Those last three Triple Crown champions -- Secretariat, Seattle Slew and Affirmed -- each won their legacy differently. Secretariat could not be bothered and set the record at all three races that still stand. Seattle Slew was steady, winning his three races as undramatically as any horse could win the sport's most dramatic races. Affirmed had Alydar, the horse that finished second at Churchill Downs and Pimlico before the two squared off one last time at Belmont in a thrilling finish which Affirmed won by a nose.
Belmont Stakes 2014
Belmont Stakes 2014
Real Quiet and Smarty Jones were both vanquished because of the Belmont Stake's nearly untenable demands. No living horse has ever accomplished the feat, and no active jockey has ever won a Triple Crown, either. Were California Chrome to win at Belmont on Saturday, he would instantly become one of the greatest horses of all time. His times in the Derby and Preakness weren't historically great, but he won both races without much regard from the rest of the field.
California Chrome is a great-great-grandson of Seattle Slew, and Seattle Slew's path to the pinnacle of horse racing seems to mirror, at least so far, the path to which California Chrome has won the first two jewels of the crown. He did not try to run away with either race, and in doing so, he ran away with both.
Real Quiet and Smarty Jones both proved how fragile a lead is against a pack of trailing horses with nothing to lose.

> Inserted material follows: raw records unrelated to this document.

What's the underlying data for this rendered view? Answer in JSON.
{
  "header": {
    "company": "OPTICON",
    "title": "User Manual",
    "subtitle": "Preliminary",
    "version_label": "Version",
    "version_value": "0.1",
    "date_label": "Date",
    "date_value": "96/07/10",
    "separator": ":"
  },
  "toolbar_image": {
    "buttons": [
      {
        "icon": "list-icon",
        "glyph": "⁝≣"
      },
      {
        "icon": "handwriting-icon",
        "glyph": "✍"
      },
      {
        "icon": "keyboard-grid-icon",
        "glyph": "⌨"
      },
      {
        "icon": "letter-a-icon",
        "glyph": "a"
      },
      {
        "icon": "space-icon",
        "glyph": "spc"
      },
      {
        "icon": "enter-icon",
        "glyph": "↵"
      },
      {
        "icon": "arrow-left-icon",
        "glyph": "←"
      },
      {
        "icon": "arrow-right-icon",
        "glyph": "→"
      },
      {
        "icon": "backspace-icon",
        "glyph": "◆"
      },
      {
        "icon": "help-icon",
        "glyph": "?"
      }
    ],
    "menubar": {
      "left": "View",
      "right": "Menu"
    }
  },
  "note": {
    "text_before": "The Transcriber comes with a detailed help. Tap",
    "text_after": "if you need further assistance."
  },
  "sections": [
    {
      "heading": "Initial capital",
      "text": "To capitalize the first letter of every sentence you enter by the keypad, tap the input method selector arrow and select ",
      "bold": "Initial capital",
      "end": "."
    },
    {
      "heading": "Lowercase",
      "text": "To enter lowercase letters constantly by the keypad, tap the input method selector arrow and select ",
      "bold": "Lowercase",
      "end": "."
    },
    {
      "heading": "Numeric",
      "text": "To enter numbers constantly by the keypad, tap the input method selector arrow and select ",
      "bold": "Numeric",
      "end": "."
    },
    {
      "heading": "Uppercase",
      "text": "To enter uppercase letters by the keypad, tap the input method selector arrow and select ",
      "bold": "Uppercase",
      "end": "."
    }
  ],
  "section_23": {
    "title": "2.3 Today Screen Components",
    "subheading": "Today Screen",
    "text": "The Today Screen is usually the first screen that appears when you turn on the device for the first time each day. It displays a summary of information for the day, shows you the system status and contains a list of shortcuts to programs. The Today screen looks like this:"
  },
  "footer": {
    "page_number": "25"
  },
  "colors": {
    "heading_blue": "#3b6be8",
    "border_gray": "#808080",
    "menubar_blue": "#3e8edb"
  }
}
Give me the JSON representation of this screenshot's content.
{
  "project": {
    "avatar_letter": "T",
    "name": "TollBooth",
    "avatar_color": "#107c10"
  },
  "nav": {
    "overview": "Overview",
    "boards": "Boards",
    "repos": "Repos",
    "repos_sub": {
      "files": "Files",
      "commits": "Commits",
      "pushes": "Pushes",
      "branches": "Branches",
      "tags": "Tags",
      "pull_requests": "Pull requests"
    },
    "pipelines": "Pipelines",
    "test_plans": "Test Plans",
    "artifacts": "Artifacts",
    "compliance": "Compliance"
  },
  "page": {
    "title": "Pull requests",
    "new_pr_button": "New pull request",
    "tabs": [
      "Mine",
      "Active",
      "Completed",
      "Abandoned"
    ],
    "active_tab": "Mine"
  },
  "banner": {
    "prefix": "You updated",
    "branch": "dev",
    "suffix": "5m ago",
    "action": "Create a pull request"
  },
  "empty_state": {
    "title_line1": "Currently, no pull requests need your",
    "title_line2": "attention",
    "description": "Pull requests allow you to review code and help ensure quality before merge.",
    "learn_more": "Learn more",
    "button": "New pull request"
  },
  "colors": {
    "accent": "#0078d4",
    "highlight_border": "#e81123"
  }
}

If California Chrome were to launch a new era of horse racing Saturday, he'll reset the Triple Crown clock as Secretariat did 41 years ago. And as he makes that final turn coming into the stretch with any kind of lead, memories of Real Quiet and Smarty Jones being crestfallen within strides of immortality will flash in the periphery. The Belmont Stakes is a cruel arbiter of a horse's fate, but to earn an honor alongside Secretariat and War Admiral and Sir Barton and Seattle Slew and the seven other winners deserves a damn-near-impossible test. No matter what California Chrome does Saturday, he'll either be black-and-white lumped in one group or the other, and the pursuit of horse racing's Triple Crown won't be any less demanding the next time a horse gets this close. It's happened before, and it will happen again, and this race unlike any other will continue to judge a horse's legacy, seemingly at random and with no regard for anything else a horse will ever go through.